→ **TASK STATEMENT**
Word for word, print all of the lines below.
☆ ☆ ☆
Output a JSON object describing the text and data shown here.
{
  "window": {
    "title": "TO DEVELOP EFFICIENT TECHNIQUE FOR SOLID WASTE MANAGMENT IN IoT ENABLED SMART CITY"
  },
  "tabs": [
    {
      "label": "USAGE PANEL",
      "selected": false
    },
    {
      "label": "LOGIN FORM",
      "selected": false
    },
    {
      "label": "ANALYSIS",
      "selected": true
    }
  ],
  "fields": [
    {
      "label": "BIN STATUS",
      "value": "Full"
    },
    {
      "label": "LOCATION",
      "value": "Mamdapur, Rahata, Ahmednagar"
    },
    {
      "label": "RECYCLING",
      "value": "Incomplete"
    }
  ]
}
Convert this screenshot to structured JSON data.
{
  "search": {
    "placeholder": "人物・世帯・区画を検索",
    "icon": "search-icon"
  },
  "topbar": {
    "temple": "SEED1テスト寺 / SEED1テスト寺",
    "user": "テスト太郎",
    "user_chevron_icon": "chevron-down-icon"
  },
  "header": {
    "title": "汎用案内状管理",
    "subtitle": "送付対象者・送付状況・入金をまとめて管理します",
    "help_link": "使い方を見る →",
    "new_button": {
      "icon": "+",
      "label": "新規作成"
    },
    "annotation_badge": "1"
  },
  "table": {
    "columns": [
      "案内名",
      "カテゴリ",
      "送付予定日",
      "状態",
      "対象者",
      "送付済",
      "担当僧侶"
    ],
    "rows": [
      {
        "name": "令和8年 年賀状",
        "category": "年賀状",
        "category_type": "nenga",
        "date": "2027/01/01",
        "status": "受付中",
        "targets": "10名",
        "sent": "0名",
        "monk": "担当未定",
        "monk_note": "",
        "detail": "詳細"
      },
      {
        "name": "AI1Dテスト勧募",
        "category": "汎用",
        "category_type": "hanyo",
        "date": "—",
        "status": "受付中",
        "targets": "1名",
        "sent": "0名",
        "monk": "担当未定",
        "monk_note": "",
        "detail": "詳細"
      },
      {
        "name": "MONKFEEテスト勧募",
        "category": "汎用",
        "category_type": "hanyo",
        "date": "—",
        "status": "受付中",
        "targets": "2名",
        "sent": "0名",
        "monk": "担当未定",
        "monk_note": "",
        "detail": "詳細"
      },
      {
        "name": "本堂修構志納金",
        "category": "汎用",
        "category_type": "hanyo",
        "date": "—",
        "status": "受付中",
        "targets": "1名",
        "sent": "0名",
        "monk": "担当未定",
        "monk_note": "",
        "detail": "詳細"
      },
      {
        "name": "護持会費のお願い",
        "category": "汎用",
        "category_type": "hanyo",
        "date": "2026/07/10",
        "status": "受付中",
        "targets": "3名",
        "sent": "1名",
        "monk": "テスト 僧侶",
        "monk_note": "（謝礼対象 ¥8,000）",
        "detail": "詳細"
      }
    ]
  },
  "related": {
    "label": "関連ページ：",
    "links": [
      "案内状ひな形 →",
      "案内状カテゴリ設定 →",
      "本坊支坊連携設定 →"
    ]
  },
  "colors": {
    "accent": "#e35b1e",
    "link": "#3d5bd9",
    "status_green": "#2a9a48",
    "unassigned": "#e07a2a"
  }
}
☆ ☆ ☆
→ **RESULT FOR THIS EXERCISE**
Output a JSON object describing the text and data shown here.
{
  "window": {
    "title": "TO DEVELOP EFFICIENT TECHNIQUE FOR SOLID WASTE MANAGMENT IN IoT ENABLED SMART CITY"
  },
  "tabs": [
    {
      "label": "USAGE PANEL",
      "selected": false
    },
    {
      "label": "LOGIN FORM",
      "selected": false
    },
    {
      "label": "ANALYSIS",
      "selected": true
    }
  ],
  "fields": [
    {
      "label": "BIN STATUS",
      "value": "Full"
    },
    {
      "label": "LOCATION",
      "value": "Mamdapur, Rahata, Ahmednagar"
    },
    {
      "label": "RECYCLING",
      "value": "Incomplete"
    }
  ]
}
Convert this screenshot to structured JSON data.
{
  "search": {
    "placeholder": "人物・世帯・区画を検索",
    "icon": "search-icon"
  },
  "topbar": {
    "temple": "SEED1テスト寺 / SEED1テスト寺",
    "user": "テスト太郎",
    "user_chevron_icon": "chevron-down-icon"
  },
  "header": {
    "title": "汎用案内状管理",
    "subtitle": "送付対象者・送付状況・入金をまとめて管理します",
    "help_link": "使い方を見る →",
    "new_button": {
      "icon": "+",
      "label": "新規作成"
    },
    "annotation_badge": "1"
  },
  "table": {
    "columns": [
      "案内名",
      "カテゴリ",
      "送付予定日",
      "状態",
      "対象者",
      "送付済",
      "担当僧侶"
    ],
    "rows": [
      {
        "name": "令和8年 年賀状",
        "category": "年賀状",
        "category_type": "nenga",
        "date": "2027/01/01",
        "status": "受付中",
        "targets": "10名",
        "sent": "0名",
        "monk": "担当未定",
        "monk_note": "",
        "detail": "詳細"
      },
      {
        "name": "AI1Dテスト勧募",
        "category": "汎用",
        "category_type": "hanyo",
        "date": "—",
        "status": "受付中",
        "targets": "1名",
        "sent": "0名",
        "monk": "担当未定",
        "monk_note": "",
        "detail": "詳細"
      },
      {
        "name": "MONKFEEテスト勧募",
        "category": "汎用",
        "category_type": "hanyo",
        "date": "—",
        "status": "受付中",
        "targets": "2名",
        "sent": "0名",
        "monk": "担当未定",
        "monk_note": "",
        "detail": "詳細"
      },
      {
        "name": "本堂修構志納金",
        "category": "汎用",
        "category_type": "hanyo",
        "date": "—",
        "status": "受付中",
        "targets": "1名",
        "sent": "0名",
        "monk": "担当未定",
        "monk_note": "",
        "detail": "詳細"
      },
      {
        "name": "護持会費のお願い",
        "category": "汎用",
        "category_type": "hanyo",
        "date": "2026/07/10",
        "status": "受付中",
        "targets": "3名",
        "sent": "1名",
        "monk": "テスト 僧侶",
        "monk_note": "（謝礼対象 ¥8,000）",
        "detail": "詳細"
      }
    ]
  },
  "related": {
    "label": "関連ページ：",
    "links": [
      "案内状ひな形 →",
      "案内状カテゴリ設定 →",
      "本坊支坊連携設定 →"
    ]
  },
  "colors": {
    "accent": "#e35b1e",
    "link": "#3d5bd9",
    "status_green": "#2a9a48",
    "unassigned": "#e07a2a"
  }
}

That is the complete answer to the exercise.